• Task objective
Your task is to copy each line of the material that includes "JSON".
☆ ☆ ☆ ☆ ☆
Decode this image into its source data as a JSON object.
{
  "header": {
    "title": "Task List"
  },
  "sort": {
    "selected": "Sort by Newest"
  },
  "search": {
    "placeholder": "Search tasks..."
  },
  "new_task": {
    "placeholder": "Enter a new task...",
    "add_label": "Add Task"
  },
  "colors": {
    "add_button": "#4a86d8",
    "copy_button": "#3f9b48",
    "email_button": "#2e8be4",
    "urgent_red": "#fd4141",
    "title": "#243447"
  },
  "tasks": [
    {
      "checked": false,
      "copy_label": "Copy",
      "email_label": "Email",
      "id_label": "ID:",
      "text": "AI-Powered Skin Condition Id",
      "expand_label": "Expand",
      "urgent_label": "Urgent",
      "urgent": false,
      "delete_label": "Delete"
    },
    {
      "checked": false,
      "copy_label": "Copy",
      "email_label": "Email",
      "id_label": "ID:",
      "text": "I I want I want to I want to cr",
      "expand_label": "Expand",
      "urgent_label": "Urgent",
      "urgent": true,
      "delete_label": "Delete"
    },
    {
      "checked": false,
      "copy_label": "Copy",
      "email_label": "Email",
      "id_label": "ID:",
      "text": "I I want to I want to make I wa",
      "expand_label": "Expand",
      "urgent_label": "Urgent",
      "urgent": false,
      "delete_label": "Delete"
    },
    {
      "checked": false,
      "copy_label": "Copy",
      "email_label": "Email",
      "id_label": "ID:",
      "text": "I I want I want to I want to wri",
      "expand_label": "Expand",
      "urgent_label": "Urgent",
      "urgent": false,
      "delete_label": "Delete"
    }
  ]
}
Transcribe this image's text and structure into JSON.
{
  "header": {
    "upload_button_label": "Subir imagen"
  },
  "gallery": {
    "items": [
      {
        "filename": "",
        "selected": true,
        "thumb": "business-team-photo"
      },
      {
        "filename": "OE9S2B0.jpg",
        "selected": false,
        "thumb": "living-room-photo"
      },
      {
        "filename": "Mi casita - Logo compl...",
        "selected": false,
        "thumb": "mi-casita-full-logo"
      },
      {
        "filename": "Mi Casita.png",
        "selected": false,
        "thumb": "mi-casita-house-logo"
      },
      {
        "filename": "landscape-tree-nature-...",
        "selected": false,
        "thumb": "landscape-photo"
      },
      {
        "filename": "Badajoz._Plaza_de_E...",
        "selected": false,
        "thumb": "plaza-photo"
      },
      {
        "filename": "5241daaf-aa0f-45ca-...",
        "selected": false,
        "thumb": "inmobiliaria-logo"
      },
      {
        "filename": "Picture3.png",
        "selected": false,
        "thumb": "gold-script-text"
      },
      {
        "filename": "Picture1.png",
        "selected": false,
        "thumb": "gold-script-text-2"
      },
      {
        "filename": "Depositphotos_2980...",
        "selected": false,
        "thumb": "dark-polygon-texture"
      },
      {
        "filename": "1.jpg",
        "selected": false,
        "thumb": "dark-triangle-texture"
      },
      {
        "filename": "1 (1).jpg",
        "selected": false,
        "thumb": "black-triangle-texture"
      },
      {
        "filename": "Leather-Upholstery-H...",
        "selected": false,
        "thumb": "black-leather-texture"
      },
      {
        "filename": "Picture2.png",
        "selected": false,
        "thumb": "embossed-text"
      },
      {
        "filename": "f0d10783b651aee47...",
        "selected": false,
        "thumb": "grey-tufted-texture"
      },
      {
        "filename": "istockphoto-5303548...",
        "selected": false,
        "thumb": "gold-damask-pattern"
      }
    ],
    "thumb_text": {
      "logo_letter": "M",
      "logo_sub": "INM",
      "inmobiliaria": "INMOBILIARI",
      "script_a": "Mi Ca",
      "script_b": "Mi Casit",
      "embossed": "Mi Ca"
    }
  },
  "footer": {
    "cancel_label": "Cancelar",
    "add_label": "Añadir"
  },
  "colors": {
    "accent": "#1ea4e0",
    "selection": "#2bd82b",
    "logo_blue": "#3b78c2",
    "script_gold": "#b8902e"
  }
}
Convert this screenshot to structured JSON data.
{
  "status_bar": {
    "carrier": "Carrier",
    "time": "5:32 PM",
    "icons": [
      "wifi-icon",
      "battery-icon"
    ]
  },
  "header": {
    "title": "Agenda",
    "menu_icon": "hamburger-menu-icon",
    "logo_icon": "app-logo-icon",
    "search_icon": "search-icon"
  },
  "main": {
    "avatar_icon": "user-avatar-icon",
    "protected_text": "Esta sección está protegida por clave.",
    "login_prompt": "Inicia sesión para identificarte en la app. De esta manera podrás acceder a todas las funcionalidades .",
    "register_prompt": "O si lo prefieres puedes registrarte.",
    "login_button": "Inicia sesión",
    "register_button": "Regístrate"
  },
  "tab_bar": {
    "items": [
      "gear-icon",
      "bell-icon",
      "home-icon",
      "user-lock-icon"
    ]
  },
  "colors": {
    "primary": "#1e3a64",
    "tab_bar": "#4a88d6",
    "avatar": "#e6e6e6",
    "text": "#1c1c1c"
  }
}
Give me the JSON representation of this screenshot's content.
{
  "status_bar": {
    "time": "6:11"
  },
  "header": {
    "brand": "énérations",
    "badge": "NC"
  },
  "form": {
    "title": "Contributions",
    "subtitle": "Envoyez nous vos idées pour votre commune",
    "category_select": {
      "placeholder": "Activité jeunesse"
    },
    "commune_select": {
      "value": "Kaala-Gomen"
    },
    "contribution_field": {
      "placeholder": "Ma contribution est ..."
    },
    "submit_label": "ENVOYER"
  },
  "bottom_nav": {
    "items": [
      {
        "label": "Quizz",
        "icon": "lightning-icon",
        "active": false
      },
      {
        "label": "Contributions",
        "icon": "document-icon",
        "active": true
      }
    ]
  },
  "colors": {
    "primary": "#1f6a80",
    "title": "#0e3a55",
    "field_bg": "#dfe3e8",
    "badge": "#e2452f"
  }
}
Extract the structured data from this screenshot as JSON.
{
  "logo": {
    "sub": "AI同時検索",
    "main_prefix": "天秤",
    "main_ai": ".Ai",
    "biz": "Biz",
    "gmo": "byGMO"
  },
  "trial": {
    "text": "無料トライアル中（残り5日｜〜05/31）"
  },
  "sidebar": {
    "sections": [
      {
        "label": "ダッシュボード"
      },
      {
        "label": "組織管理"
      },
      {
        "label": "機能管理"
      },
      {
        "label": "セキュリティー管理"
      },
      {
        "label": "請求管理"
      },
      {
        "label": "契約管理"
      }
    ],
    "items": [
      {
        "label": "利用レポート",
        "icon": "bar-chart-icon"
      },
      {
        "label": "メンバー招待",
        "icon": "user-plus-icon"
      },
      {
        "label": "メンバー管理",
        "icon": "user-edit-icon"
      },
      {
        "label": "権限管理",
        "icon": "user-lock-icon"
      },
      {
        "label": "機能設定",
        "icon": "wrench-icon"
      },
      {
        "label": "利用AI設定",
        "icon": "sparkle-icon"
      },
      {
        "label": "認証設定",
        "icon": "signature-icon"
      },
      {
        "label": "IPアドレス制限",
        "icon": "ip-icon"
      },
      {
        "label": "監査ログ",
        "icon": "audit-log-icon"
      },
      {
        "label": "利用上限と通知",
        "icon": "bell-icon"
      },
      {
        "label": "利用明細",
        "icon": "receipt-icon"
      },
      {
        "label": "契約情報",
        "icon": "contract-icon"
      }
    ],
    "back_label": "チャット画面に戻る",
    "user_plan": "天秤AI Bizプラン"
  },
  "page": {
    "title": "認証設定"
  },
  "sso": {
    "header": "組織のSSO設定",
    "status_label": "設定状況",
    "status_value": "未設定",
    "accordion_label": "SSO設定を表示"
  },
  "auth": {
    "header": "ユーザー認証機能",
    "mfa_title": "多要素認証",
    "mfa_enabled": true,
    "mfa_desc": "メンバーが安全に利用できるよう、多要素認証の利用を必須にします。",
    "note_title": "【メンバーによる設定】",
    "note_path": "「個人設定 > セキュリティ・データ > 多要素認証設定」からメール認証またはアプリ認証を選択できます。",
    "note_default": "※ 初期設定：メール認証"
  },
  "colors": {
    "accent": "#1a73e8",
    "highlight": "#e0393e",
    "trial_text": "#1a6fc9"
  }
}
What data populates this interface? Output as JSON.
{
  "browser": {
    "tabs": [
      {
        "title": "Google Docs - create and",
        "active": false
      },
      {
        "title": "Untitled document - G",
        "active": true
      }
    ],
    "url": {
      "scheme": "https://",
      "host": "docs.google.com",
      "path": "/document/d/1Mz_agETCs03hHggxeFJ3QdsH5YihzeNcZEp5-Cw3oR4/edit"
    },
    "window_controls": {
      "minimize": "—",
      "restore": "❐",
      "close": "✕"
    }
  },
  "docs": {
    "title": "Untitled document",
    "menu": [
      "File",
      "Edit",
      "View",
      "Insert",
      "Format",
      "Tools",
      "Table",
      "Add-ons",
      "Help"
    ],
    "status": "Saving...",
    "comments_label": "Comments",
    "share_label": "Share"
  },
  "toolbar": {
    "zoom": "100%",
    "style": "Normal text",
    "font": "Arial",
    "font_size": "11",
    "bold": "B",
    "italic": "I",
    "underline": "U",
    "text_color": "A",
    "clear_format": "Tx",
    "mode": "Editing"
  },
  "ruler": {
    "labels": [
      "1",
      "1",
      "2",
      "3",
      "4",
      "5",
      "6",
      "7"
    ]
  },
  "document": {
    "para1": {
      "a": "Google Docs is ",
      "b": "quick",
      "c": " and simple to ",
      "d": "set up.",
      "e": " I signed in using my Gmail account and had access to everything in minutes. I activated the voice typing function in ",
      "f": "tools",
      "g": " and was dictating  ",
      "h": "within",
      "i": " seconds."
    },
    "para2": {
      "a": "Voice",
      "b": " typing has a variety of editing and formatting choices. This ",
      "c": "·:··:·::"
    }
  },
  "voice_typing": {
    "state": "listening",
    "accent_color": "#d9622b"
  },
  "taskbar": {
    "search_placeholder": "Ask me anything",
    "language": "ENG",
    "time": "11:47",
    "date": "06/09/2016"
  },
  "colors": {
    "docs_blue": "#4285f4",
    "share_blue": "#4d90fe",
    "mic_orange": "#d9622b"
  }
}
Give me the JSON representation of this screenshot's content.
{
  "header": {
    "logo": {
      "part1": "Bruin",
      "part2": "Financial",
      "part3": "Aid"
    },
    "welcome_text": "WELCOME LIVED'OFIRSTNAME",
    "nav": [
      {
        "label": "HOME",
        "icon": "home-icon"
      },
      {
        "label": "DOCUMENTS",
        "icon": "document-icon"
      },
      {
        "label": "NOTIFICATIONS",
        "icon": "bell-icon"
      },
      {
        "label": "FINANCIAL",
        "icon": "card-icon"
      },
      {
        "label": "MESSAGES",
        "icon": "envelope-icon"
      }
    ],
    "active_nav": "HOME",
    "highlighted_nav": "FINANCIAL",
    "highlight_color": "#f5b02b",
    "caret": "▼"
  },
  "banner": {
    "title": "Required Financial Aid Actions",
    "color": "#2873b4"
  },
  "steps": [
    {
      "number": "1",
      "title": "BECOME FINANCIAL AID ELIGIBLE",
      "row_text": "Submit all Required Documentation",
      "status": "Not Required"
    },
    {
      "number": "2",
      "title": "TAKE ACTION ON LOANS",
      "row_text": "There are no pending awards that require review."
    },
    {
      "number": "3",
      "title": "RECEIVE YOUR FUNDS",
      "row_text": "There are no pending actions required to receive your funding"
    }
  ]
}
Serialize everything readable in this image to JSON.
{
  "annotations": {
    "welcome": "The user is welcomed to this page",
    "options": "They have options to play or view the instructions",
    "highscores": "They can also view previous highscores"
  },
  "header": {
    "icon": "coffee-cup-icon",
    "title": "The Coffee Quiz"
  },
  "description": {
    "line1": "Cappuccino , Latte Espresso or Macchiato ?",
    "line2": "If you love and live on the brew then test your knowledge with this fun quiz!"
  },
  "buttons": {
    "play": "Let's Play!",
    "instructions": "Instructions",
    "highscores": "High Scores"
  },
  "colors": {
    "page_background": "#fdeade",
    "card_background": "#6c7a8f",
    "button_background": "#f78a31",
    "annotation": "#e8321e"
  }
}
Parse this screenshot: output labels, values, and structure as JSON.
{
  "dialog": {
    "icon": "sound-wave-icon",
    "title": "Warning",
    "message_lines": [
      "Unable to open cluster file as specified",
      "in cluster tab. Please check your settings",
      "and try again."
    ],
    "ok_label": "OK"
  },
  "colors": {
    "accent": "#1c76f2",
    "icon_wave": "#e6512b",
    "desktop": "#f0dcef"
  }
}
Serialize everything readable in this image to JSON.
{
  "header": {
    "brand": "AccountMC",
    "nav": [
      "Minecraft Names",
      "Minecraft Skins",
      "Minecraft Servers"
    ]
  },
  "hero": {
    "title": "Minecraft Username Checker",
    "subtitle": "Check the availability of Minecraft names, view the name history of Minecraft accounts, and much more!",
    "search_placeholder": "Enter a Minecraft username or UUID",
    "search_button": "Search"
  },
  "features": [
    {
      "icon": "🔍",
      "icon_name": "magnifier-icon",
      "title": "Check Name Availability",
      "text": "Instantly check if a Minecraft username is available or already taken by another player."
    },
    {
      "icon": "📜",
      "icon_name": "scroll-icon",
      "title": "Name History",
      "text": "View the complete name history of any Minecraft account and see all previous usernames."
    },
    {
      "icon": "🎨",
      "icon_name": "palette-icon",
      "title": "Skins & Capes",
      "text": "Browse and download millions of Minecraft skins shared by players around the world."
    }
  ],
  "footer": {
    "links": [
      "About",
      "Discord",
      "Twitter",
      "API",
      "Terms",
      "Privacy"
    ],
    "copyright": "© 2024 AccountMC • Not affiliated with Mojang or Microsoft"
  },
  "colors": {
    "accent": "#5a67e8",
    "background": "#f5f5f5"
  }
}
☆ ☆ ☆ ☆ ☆
• Solution for this exercise
Decode this image into its source data as a JSON object.
Transcribe this image's text and structure into JSON.
Convert this screenshot to structured JSON data.
Give me the JSON representation of this screenshot's content.
Extract the structured data from this screenshot as JSON.
What data populates this interface? Output as JSON.
Give me the JSON representation of this screenshot's content.
Serialize everything readable in this image to JSON.
Parse this screenshot: output labels, values, and structure as JSON.
Serialize everything readable in this image to JSON.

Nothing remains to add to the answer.